Illinois Gov. Pat Quinn declared a seven-county region as a disaster area, including Tazewell County, home to Washington. The National Weather Service initially reported a three-mile path of destruction in Washington. Damage was also recorded in Indiana, Missouri, and other states. The National Football League game at Chicago’s Solider Field was delayed two hours while the storm system passed the stadium.
Southern Baptist Disaster Relief (SBDR) units were deployed in Illinois, Indiana, and Missouri. The North American Mission Board (NAMB) was dispatching supplies, including bottled water and roofing tarp to the area Monday.
“The SBDR network in Indiana, Illinois, and Missouri is equipped, trained and prepared, and they responded quickly, as soon as the storms were clearing,” said Fritz Wilson, NAMB Disaster Relief executive director.
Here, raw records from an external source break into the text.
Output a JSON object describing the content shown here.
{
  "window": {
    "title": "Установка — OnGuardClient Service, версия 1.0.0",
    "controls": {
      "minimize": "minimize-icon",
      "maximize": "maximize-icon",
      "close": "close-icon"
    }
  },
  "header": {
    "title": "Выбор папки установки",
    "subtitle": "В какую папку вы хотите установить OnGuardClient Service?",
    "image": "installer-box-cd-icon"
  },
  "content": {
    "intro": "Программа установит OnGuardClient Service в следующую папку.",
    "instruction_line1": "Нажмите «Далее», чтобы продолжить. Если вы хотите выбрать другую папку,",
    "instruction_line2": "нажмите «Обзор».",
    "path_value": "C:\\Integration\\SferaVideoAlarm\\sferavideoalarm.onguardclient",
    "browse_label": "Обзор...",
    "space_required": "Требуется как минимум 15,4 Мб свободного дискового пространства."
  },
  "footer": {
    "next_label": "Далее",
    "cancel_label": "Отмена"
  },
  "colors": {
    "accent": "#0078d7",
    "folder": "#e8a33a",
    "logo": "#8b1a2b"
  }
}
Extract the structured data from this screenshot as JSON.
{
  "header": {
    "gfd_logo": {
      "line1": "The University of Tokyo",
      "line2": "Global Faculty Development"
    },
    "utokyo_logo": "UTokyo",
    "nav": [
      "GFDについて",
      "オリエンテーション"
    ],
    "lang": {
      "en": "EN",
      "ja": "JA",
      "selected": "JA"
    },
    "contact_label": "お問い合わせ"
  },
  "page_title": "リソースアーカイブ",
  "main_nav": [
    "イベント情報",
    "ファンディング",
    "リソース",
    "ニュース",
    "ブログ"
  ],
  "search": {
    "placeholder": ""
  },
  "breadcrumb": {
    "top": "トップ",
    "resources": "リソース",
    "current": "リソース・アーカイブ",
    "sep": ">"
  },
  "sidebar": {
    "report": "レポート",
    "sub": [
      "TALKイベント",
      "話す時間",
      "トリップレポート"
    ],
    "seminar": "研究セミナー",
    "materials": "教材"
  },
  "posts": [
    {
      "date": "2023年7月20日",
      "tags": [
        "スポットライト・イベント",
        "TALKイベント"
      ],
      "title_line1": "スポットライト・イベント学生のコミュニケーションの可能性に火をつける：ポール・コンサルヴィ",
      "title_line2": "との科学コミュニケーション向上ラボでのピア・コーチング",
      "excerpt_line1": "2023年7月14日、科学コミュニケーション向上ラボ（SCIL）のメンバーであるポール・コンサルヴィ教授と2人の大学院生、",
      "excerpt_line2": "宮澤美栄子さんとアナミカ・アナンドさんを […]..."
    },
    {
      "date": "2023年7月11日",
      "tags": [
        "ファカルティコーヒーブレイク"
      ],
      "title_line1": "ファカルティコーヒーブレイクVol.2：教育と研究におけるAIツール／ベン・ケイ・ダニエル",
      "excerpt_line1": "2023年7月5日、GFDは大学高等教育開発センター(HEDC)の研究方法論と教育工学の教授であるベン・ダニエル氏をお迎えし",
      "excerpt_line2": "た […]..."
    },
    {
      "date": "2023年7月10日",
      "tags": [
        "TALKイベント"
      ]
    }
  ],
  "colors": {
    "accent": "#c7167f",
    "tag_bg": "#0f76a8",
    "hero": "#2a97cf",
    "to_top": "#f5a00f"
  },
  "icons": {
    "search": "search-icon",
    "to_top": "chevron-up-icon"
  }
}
“The states are responding, as they always do, and we will assist them and provide support as they have need,” said Wilson. “That is one of the great things about working in cooperation. Just like in the Philippines, there were people there, trained and ready to serve. We are supporting them and assisting with the coordination of state volunteers. Our network puts us in place before disasters ever occur.”
In all, Wilson said 12 states experienced severe weather from the system and had some damage. Illinois State Baptist Association Missions Mobilization Director Rex Alexander has been in contact with NAMB and is assessing any potential needs.
“With the situation in Illinois, it may not be the magnitude of the typhoon or a Moore, Okla. [tornado], but it is significant to the people of Washington,” said Wilson. “It is important for our volunteers and leaders to be able to bring help, healing, and hope in the midst of disaster. That is the beauty of the Cooperative Program and the cooperative nature of SBDR ministry.”
At press time on Monday, David Acres, Tennessee Baptist Disaster Relief director, had just completed a conference call with other DR directors across the nation.
“All the states seem to be able to handle their own needs,” he said, noting many are still doing assessments. “They are not looking for outside help at this time,’ he reported.